Exercise brief:
Every line below should be copied out exactly.
(Supplied data)
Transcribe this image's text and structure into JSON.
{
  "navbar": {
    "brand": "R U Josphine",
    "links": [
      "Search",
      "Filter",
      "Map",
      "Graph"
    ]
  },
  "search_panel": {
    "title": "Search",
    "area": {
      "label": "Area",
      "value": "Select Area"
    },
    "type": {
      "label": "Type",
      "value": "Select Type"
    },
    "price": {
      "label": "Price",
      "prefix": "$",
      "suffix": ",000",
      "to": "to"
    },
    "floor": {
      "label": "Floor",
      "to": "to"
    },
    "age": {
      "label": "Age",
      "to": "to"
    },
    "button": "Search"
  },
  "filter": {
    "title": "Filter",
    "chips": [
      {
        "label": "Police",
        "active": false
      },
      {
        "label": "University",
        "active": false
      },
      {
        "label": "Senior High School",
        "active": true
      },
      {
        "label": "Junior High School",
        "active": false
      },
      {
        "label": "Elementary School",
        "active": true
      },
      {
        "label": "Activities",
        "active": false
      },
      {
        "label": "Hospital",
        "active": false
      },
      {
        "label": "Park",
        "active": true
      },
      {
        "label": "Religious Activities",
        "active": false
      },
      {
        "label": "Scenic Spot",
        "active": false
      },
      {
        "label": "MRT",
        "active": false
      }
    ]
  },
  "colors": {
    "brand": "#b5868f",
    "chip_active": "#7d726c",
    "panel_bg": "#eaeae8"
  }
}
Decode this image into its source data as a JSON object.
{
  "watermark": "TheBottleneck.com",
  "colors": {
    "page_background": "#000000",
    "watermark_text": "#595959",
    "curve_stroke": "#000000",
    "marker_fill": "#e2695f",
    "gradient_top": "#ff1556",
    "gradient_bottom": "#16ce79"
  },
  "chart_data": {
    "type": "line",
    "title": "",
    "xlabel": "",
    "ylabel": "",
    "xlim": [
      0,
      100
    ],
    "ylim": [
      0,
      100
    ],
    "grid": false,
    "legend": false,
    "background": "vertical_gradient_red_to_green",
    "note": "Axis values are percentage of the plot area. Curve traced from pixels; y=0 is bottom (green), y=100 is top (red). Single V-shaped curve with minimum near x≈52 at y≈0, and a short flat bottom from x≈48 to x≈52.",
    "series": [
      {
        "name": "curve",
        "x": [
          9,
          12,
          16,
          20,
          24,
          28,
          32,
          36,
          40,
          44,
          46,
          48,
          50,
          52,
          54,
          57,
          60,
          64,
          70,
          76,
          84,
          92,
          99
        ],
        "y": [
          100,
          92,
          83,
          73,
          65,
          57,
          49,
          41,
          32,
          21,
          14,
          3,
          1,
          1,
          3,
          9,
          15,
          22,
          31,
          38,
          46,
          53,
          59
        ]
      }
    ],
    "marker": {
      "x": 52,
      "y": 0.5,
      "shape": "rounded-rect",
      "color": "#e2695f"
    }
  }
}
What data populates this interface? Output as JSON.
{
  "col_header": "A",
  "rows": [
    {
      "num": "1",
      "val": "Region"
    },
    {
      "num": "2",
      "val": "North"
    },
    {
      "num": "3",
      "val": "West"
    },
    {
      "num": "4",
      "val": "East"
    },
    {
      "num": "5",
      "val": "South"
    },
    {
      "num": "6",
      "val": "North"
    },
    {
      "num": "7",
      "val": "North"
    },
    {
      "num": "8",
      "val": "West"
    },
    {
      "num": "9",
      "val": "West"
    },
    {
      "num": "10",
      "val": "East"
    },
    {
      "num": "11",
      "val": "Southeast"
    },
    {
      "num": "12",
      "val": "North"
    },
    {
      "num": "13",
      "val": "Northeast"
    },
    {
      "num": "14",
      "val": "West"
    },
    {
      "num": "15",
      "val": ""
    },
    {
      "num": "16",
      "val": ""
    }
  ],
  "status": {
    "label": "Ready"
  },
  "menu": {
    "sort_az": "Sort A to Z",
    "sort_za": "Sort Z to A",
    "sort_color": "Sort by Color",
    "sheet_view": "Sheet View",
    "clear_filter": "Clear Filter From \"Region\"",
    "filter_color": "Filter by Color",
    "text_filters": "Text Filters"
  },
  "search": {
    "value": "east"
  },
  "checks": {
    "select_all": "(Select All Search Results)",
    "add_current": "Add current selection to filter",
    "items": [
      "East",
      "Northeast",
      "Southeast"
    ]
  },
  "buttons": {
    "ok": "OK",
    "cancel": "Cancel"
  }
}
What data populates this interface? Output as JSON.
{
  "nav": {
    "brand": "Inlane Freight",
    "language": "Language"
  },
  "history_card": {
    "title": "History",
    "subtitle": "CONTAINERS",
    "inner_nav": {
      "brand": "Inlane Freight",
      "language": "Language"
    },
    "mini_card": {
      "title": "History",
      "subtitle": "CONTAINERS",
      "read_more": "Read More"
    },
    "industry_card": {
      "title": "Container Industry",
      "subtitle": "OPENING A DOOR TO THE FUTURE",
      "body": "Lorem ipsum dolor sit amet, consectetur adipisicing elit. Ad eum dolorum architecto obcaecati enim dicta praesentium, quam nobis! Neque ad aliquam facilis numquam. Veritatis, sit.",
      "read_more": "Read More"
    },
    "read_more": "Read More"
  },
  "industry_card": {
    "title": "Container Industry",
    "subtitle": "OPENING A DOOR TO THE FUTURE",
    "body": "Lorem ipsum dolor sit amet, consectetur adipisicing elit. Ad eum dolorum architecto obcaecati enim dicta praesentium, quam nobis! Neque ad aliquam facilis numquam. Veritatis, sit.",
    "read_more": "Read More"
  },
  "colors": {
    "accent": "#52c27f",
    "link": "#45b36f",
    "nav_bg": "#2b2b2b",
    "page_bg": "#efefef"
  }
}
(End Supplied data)
Exercise result:
Transcribe this image's text and structure into JSON.
{
  "navbar": {
    "brand": "R U Josphine",
    "links": [
      "Search",
      "Filter",
      "Map",
      "Graph"
    ]
  },
  "search_panel": {
    "title": "Search",
    "area": {
      "label": "Area",
      "value": "Select Area"
    },
    "type": {
      "label": "Type",
      "value": "Select Type"
    },
    "price": {
      "label": "Price",
      "prefix": "$",
      "suffix": ",000",
      "to": "to"
    },
    "floor": {
      "label": "Floor",
      "to": "to"
    },
    "age": {
      "label": "Age",
      "to": "to"
    },
    "button": "Search"
  },
  "filter": {
    "title": "Filter",
    "chips": [
      {
        "label": "Police",
        "active": false
      },
      {
        "label": "University",
        "active": false
      },
      {
        "label": "Senior High School",
        "active": true
      },
      {
        "label": "Junior High School",
        "active": false
      },
      {
        "label": "Elementary School",
        "active": true
      },
      {
        "label": "Activities",
        "active": false
      },
      {
        "label": "Hospital",
        "active": false
      },
      {
        "label": "Park",
        "active": true
      },
      {
        "label": "Religious Activities",
        "active": false
      },
      {
        "label": "Scenic Spot",
        "active": false
      },
      {
        "label": "MRT",
        "active": false
      }
    ]
  },
  "colors": {
    "brand": "#b5868f",
    "chip_active": "#7d726c",
    "panel_bg": "#eaeae8"
  }
}
Decode this image into its source data as a JSON object.
{
  "watermark": "TheBottleneck.com",
  "colors": {
    "page_background": "#000000",
    "watermark_text": "#595959",
    "curve_stroke": "#000000",
    "marker_fill": "#e2695f",
    "gradient_top": "#ff1556",
    "gradient_bottom": "#16ce79"
  },
  "chart_data": {
    "type": "line",
    "title": "",
    "xlabel": "",
    "ylabel": "",
    "xlim": [
      0,
      100
    ],
    "ylim": [
      0,
      100
    ],
    "grid": false,
    "legend": false,
    "background": "vertical_gradient_red_to_green",
    "note": "Axis values are percentage of the plot area. Curve traced from pixels; y=0 is bottom (green), y=100 is top (red). Single V-shaped curve with minimum near x≈52 at y≈0, and a short flat bottom from x≈48 to x≈52.",
    "series": [
      {
        "name": "curve",
        "x": [
          9,
          12,
          16,
          20,
          24,
          28,
          32,
          36,
          40,
          44,
          46,
          48,
          50,
          52,
          54,
          57,
          60,
          64,
          70,
          76,
          84,
          92,
          99
        ],
        "y": [
          100,
          92,
          83,
          73,
          65,
          57,
          49,
          41,
          32,
          21,
          14,
          3,
          1,
          1,
          3,
          9,
          15,
          22,
          31,
          38,
          46,
          53,
          59
        ]
      }
    ],
    "marker": {
      "x": 52,
      "y": 0.5,
      "shape": "rounded-rect",
      "color": "#e2695f"
    }
  }
}
What data populates this interface? Output as JSON.
{
  "col_header": "A",
  "rows": [
    {
      "num": "1",
      "val": "Region"
    },
    {
      "num": "2",
      "val": "North"
    },
    {
      "num": "3",
      "val": "West"
    },
    {
      "num": "4",
      "val": "East"
    },
    {
      "num": "5",
      "val": "South"
    },
    {
      "num": "6",
      "val": "North"
    },
    {
      "num": "7",
      "val": "North"
    },
    {
      "num": "8",
      "val": "West"
    },
    {
      "num": "9",
      "val": "West"
    },
    {
      "num": "10",
      "val": "East"
    },
    {
      "num": "11",
      "val": "Southeast"
    },
    {
      "num": "12",
      "val": "North"
    },
    {
      "num": "13",
      "val": "Northeast"
    },
    {
      "num": "14",
      "val": "West"
    },
    {
      "num": "15",
      "val": ""
    },
    {
      "num": "16",
      "val": ""
    }
  ],
  "status": {
    "label": "Ready"
  },
  "menu": {
    "sort_az": "Sort A to Z",
    "sort_za": "Sort Z to A",
    "sort_color": "Sort by Color",
    "sheet_view": "Sheet View",
    "clear_filter": "Clear Filter From \"Region\"",
    "filter_color": "Filter by Color",
    "text_filters": "Text Filters"
  },
  "search": {
    "value": "east"
  },
  "checks": {
    "select_all": "(Select All Search Results)",
    "add_current": "Add current selection to filter",
    "items": [
      "East",
      "Northeast",
      "Southeast"
    ]
  },
  "buttons": {
    "ok": "OK",
    "cancel": "Cancel"
  }
}
What data populates this interface? Output as JSON.
{
  "nav": {
    "brand": "Inlane Freight",
    "language": "Language"
  },
  "history_card": {
    "title": "History",
    "subtitle": "CONTAINERS",
    "inner_nav": {
      "brand": "Inlane Freight",
      "language": "Language"
    },
    "mini_card": {
      "title": "History",
      "subtitle": "CONTAINERS",
      "read_more": "Read More"
    },
    "industry_card": {
      "title": "Container Industry",
      "subtitle": "OPENING A DOOR TO THE FUTURE",
      "body": "Lorem ipsum dolor sit amet, consectetur adipisicing elit. Ad eum dolorum architecto obcaecati enim dicta praesentium, quam nobis! Neque ad aliquam facilis numquam. Veritatis, sit.",
      "read_more": "Read More"
    },
    "read_more": "Read More"
  },
  "industry_card": {
    "title": "Container Industry",
    "subtitle": "OPENING A DOOR TO THE FUTURE",
    "body": "Lorem ipsum dolor sit amet, consectetur adipisicing elit. Ad eum dolorum architecto obcaecati enim dicta praesentium, quam nobis! Neque ad aliquam facilis numquam. Veritatis, sit.",
    "read_more": "Read More"
  },
  "colors": {
    "accent": "#52c27f",
    "link": "#45b36f",
    "nav_bg": "#2b2b2b",
    "page_bg": "#efefef"
  }
}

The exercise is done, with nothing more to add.